- Version of Record online: 28 JUN 2008
- chlorophyll fluorescence;
- heat stress;
- Laminaria saccharina;
- photosystem II;

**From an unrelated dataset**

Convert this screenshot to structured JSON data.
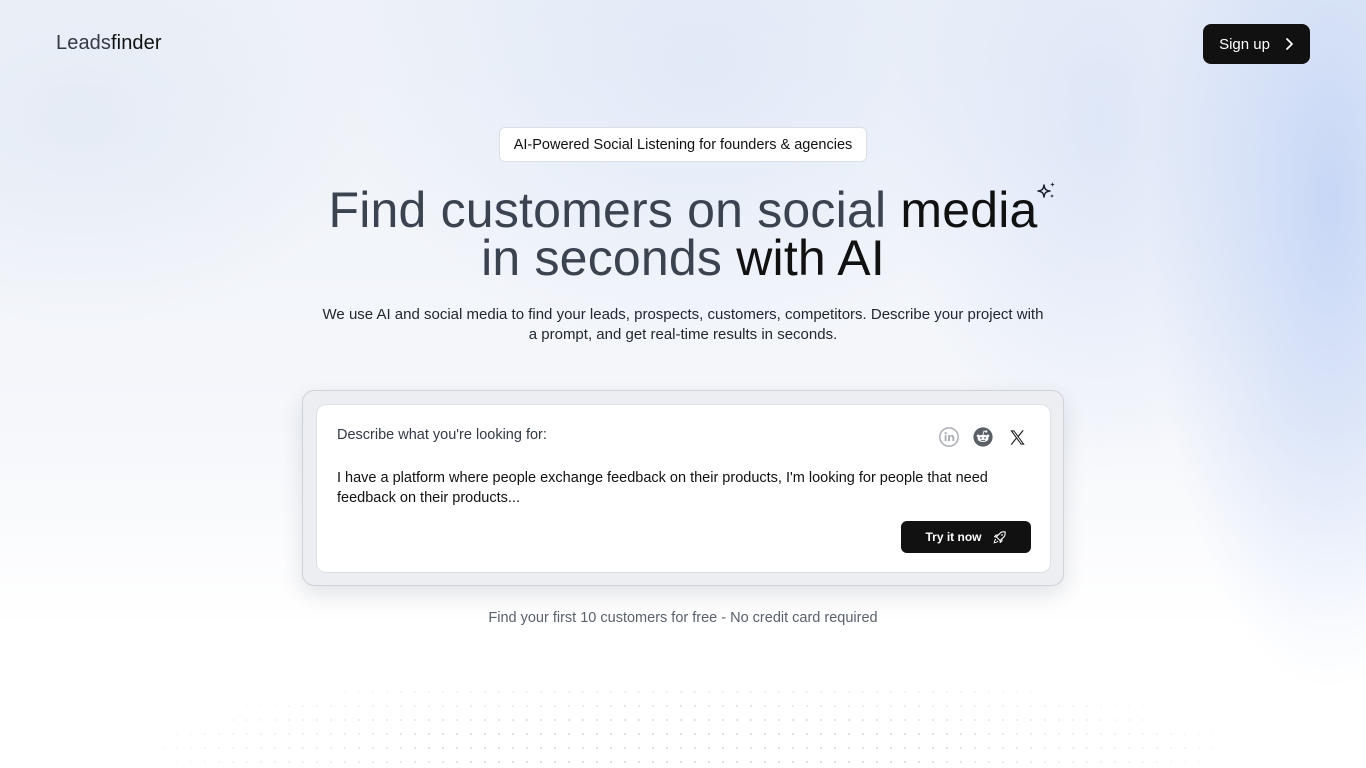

Mechanisms of high-temperature tolerance in the kelp Laminaria saccharina (L.) Lamour. were examined by comparing a heat-tolerant ecotype from Long Island Sound (LIS), New York, and a population from the Atlantic (ATL) coast of Maine. Greater heat tolerance was not attributable to greater thermal stability of the photosynthetic apparatus: LIS and ATL plants exhibited similar short-term effects of high temperature on photosynthetic capacity (Pmax) and quantum yield (estimated as the ratio of variable to maximum chlorophyll fluorescence, Fv/Fm. As LIS plants had consistently higher N and protein content than ATL plants, the interaction between nitrogen nutrition and high-temperature tolerance was examined. When grown under high N supply and optimal temperature (12° C), LIS plants had a higher density of photosystem II reaction centers (RCII), higher activity of two Calvin cycle enzymes (ribulose bisphosphate carboxylase oxygenase [RUBISCO] and NADP-dependent glyceraldehyde-3-phosphate dehydrogenase [G3PDH]), and higher Pmax and Fv/Fm than ATL plants. Individual ATL plants, furthermore, exhibited close correlations of RCII density and enzyme activity with N and/or protein content. Variation in RCII density and enzyme activity, in turn, largely accounted for plant-to-plant differences in Pmax and Fv/Fm. Relationships among these parameters were generally weak or lacking among individual LIS plants grown under optimal conditions, apparently because luxury N consumption resulted in excess reserves of photosynthetic apparatus components. Exposure of N-replete LIS and ATL plants to a superoptimal temperature (22° C) for 4 days caused an increase in the minimum turnover time of the photosynthetic apparatus (tau) and a decrease in Pmax, but had no consistent effect on Fv/Fm RCII density, PSU size (chlorophyll a/RCII), or enzyme activities. When plants were subjected to concurrent N limitation and heat stress, however, LIS and ATL populations exhibited quite different responses. All photosynthetic parameters of N-limited ATL plants declined sharply in response to high temperature, resulting in a negative rate of daily net C fixation. In contrast, LIS plants showed a reduction in PSU size, but maintained other parameters, including daily C fixation, at levels similar to those of N-limited plants at optimal temperature. Overall, the ability of LIS plants to accumulate and maintain high N reserves appears to be critical for heat tolerance and, therefore, for survival during summer periods of simultaneous low N supply and superoptimal temperature. ATL plants, which also experience low summer N supply but not superoptimal temperatures, do not accumulate large reserves of nitrogenous components and are unable to tolerate the combined stress. Because low N supply often co-occurs with high temperatures in temperate marine systems, large-scale declines in algal productivity, such as during El Niño events, are probably due to the interactive effect of N limitation and heat stress.